State media earlier reported that Ben Ali had imposed a state of emergency in the country and promised fresh legislative elections within six months in an attempt to quell the wave of dissent sweeping across the country.
There were also reports that the airport in Tunis had been surrounded by troops and the country’s airspace has been closed. Air France, the main international airline into and out of Tunisia announced that it had ceased flights to Tunisia following that announcement.
State TV reported that gatherings of more than three people had been banned, and that violators would be shot by security forces if they did not heed their warnings.
Seventy-four year old Ben Ali had been in power for the last 23 years, after taking power in a bloodless coup. On Thursday, he vowed not to seek re-election and reduce food prices in a bid to placate protesters.
But the pledges seemed to have little effect as fresh street protests erupted on Friday.
The unrest in the country began on December 17, after a 26-year-old unemployed man set himself on fire in an attempt to commit suicide. Mohammed Bousazizi’s act of desperation set off the public’s growing frustration with rising inflation and unemployment, and prompted a wave of protests across the country.
Ghannouchi, 69, is a trained economist who has been a close ally to Ben Ali for many years. Prime minister since 1999, he is one of the best-known faces of Tunisia’s government. He also has served as the country’s minister for international cooperation and its minister of foreign investment.
Chapter 56 of the Tunisian constitution, under which Ghannouchi has taken power, reads: “In the event the president of the republic is incapable of discharging his duties temporarily, he may order for his powers and authorities be delegated to the first minister, save the right of dissolving the parliament.
“During this period of temporary incapacity, the government shall remain standing until such state of incapacity is eliminated, even if the government is chastised.
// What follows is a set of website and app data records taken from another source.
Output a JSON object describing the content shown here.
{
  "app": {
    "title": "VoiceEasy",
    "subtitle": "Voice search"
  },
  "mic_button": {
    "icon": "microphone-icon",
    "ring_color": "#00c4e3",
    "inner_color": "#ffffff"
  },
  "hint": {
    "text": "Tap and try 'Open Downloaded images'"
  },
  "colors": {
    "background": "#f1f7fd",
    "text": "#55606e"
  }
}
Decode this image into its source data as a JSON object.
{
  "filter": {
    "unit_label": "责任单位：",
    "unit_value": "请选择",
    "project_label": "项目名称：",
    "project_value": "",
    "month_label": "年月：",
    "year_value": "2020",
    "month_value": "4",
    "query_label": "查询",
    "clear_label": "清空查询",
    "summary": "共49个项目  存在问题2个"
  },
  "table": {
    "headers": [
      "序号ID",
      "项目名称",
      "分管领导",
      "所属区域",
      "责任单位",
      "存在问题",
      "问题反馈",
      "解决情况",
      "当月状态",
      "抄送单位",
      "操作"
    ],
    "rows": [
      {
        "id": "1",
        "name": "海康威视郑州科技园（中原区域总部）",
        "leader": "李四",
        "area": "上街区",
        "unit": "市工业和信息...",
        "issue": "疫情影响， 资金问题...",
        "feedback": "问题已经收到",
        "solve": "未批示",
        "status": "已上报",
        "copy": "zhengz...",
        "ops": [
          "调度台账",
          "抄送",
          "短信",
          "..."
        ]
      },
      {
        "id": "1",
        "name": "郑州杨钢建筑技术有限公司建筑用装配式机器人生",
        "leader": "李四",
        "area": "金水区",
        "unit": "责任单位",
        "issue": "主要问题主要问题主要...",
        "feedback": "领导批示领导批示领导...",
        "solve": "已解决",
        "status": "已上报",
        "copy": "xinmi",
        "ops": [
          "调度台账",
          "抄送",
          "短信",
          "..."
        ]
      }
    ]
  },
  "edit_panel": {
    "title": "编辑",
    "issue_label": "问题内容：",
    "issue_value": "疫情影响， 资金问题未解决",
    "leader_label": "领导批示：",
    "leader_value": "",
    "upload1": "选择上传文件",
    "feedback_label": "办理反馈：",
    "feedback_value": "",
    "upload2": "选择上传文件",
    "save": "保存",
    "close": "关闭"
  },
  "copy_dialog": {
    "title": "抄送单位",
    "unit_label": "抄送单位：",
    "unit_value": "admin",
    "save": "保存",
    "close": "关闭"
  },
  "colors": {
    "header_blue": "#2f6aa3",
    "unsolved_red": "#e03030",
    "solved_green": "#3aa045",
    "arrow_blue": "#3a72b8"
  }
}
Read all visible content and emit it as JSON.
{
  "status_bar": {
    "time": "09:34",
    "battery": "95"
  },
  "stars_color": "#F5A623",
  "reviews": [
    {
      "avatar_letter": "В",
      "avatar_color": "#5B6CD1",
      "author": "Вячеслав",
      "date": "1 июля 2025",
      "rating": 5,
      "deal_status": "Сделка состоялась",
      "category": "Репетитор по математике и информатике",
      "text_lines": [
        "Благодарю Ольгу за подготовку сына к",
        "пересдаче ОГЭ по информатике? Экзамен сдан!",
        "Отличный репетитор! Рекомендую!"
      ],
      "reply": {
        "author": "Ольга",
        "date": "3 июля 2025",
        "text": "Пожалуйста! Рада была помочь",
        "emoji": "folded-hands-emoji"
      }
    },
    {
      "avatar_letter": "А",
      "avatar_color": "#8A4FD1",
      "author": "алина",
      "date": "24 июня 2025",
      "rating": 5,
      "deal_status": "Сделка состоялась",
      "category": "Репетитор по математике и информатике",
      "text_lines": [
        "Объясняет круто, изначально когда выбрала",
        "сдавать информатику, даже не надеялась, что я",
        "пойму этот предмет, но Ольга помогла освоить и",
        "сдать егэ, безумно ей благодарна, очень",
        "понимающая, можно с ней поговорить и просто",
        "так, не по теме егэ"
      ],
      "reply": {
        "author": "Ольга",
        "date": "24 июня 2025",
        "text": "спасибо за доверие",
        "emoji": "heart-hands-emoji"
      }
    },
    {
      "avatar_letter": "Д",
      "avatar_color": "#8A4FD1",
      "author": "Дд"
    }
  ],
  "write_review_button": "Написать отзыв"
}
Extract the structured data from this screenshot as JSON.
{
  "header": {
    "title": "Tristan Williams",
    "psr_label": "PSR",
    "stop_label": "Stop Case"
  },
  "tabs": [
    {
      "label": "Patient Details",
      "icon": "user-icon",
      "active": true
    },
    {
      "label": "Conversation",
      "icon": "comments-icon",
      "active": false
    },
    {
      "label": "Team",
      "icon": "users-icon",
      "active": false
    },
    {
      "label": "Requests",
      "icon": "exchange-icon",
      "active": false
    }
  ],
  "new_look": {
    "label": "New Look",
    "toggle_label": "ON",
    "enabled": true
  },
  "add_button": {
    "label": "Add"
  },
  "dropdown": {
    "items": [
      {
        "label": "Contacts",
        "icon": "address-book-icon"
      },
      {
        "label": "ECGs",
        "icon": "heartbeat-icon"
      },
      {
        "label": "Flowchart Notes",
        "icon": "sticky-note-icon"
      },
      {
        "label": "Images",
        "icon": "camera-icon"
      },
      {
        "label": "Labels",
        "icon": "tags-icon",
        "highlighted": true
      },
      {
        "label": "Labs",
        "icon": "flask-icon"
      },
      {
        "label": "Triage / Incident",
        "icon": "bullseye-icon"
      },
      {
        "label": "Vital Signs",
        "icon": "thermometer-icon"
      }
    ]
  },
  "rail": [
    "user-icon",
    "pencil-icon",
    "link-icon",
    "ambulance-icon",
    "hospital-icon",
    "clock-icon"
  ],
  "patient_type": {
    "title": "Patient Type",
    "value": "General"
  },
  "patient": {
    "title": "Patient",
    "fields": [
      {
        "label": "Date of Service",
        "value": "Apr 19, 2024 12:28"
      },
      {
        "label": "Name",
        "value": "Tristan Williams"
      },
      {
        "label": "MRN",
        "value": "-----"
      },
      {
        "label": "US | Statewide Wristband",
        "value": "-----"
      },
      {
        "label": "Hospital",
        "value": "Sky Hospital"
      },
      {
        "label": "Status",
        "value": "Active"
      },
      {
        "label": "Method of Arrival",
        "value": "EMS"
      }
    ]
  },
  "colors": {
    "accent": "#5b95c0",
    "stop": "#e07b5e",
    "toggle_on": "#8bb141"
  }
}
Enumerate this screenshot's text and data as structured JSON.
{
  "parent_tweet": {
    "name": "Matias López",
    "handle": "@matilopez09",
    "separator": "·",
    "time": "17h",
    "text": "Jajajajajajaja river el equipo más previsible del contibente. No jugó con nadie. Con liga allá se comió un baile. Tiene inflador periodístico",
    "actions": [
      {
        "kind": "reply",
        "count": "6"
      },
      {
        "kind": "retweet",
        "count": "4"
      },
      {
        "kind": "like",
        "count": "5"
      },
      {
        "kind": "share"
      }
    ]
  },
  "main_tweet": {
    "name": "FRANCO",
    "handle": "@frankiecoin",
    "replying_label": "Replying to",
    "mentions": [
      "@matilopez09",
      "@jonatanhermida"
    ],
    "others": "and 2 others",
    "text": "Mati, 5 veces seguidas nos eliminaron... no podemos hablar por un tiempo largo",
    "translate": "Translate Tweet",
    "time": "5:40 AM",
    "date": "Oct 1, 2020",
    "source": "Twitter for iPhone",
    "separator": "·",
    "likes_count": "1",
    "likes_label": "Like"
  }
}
“The president shall inform the speaker of the parliament and the chairman of the Advisers Board of the temporary delegation of his powers.”